Excerpts from an interface dataset
────────────────

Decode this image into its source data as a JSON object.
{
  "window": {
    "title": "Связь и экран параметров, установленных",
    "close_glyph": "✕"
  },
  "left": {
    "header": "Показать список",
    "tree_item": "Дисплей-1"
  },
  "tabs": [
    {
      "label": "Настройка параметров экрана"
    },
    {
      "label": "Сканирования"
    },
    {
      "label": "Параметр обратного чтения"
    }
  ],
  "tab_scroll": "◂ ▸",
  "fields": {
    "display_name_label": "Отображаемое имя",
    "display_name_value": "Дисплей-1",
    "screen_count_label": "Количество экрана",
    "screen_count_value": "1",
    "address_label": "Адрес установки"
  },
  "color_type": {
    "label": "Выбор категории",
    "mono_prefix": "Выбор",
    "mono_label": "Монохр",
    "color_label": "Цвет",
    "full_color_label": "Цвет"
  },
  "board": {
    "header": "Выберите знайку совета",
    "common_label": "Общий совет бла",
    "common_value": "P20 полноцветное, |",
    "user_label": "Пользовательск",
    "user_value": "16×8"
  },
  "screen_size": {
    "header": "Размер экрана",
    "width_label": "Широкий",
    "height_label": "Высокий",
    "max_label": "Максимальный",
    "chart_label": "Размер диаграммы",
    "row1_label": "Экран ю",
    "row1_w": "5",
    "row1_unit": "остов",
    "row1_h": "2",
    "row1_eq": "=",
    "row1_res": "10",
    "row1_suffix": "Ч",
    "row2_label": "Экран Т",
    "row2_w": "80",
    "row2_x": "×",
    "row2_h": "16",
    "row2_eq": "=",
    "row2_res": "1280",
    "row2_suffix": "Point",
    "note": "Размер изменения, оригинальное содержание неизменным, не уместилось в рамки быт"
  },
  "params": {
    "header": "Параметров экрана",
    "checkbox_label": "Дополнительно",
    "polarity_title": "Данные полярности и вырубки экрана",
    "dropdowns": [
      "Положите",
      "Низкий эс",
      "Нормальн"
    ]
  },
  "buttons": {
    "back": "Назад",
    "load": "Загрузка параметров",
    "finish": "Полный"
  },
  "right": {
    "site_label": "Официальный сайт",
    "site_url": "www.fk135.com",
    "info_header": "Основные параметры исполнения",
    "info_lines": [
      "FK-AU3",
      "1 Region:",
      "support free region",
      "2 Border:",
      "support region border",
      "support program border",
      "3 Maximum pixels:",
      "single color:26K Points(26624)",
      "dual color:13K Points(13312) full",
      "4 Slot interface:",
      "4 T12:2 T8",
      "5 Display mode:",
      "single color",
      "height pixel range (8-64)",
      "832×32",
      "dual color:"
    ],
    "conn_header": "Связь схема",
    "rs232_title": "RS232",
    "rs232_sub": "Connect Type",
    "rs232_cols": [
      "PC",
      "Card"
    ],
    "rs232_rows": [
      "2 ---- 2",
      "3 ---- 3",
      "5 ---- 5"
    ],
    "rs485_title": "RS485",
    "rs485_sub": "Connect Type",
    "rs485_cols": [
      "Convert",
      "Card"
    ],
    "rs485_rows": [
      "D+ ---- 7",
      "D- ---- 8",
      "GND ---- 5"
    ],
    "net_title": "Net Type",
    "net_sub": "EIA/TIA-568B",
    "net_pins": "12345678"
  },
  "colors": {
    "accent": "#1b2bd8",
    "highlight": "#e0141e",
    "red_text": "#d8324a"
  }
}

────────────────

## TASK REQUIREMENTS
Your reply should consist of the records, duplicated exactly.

## PROBLEM SOLUTION
Decode this image into its source data as a JSON object.
{
  "window": {
    "title": "Связь и экран параметров, установленных",
    "close_glyph": "✕"
  },
  "left": {
    "header": "Показать список",
    "tree_item": "Дисплей-1"
  },
  "tabs": [
    {
      "label": "Настройка параметров экрана"
    },
    {
      "label": "Сканирования"
    },
    {
      "label": "Параметр обратного чтения"
    }
  ],
  "tab_scroll": "◂ ▸",
  "fields": {
    "display_name_label": "Отображаемое имя",
    "display_name_value": "Дисплей-1",
    "screen_count_label": "Количество экрана",
    "screen_count_value": "1",
    "address_label": "Адрес установки"
  },
  "color_type": {
    "label": "Выбор категории",
    "mono_prefix": "Выбор",
    "mono_label": "Монохр",
    "color_label": "Цвет",
    "full_color_label": "Цвет"
  },
  "board": {
    "header": "Выберите знайку совета",
    "common_label": "Общий совет бла",
    "common_value": "P20 полноцветное, |",
    "user_label": "Пользовательск",
    "user_value": "16×8"
  },
  "screen_size": {
    "header": "Размер экрана",
    "width_label": "Широкий",
    "height_label": "Высокий",
    "max_label": "Максимальный",
    "chart_label": "Размер диаграммы",
    "row1_label": "Экран ю",
    "row1_w": "5",
    "row1_unit": "остов",
    "row1_h": "2",
    "row1_eq": "=",
    "row1_res": "10",
    "row1_suffix": "Ч",
    "row2_label": "Экран Т",
    "row2_w": "80",
    "row2_x": "×",
    "row2_h": "16",
    "row2_eq": "=",
    "row2_res": "1280",
    "row2_suffix": "Point",
    "note": "Размер изменения, оригинальное содержание неизменным, не уместилось в рамки быт"
  },
  "params": {
    "header": "Параметров экрана",
    "checkbox_label": "Дополнительно",
    "polarity_title": "Данные полярности и вырубки экрана",
    "dropdowns": [
      "Положите",
      "Низкий эс",
      "Нормальн"
    ]
  },
  "buttons": {
    "back": "Назад",
    "load": "Загрузка параметров",
    "finish": "Полный"
  },
  "right": {
    "site_label": "Официальный сайт",
    "site_url": "www.fk135.com",
    "info_header": "Основные параметры исполнения",
    "info_lines": [
      "FK-AU3",
      "1 Region:",
      "support free region",
      "2 Border:",
      "support region border",
      "support program border",
      "3 Maximum pixels:",
      "single color:26K Points(26624)",
      "dual color:13K Points(13312) full",
      "4 Slot interface:",
      "4 T12:2 T8",
      "5 Display mode:",
      "single color",
      "height pixel range (8-64)",
      "832×32",
      "dual color:"
    ],
    "conn_header": "Связь схема",
    "rs232_title": "RS232",
    "rs232_sub": "Connect Type",
    "rs232_cols": [
      "PC",
      "Card"
    ],
    "rs232_rows": [
      "2 ---- 2",
      "3 ---- 3",
      "5 ---- 5"
    ],
    "rs485_title": "RS485",
    "rs485_sub": "Connect Type",
    "rs485_cols": [
      "Convert",
      "Card"
    ],
    "rs485_rows": [
      "D+ ---- 7",
      "D- ---- 8",
      "GND ---- 5"
    ],
    "net_title": "Net Type",
    "net_sub": "EIA/TIA-568B",
    "net_pins": "12345678"
  },
  "colors": {
    "accent": "#1b2bd8",
    "highlight": "#e0141e",
    "red_text": "#d8324a"
  }
}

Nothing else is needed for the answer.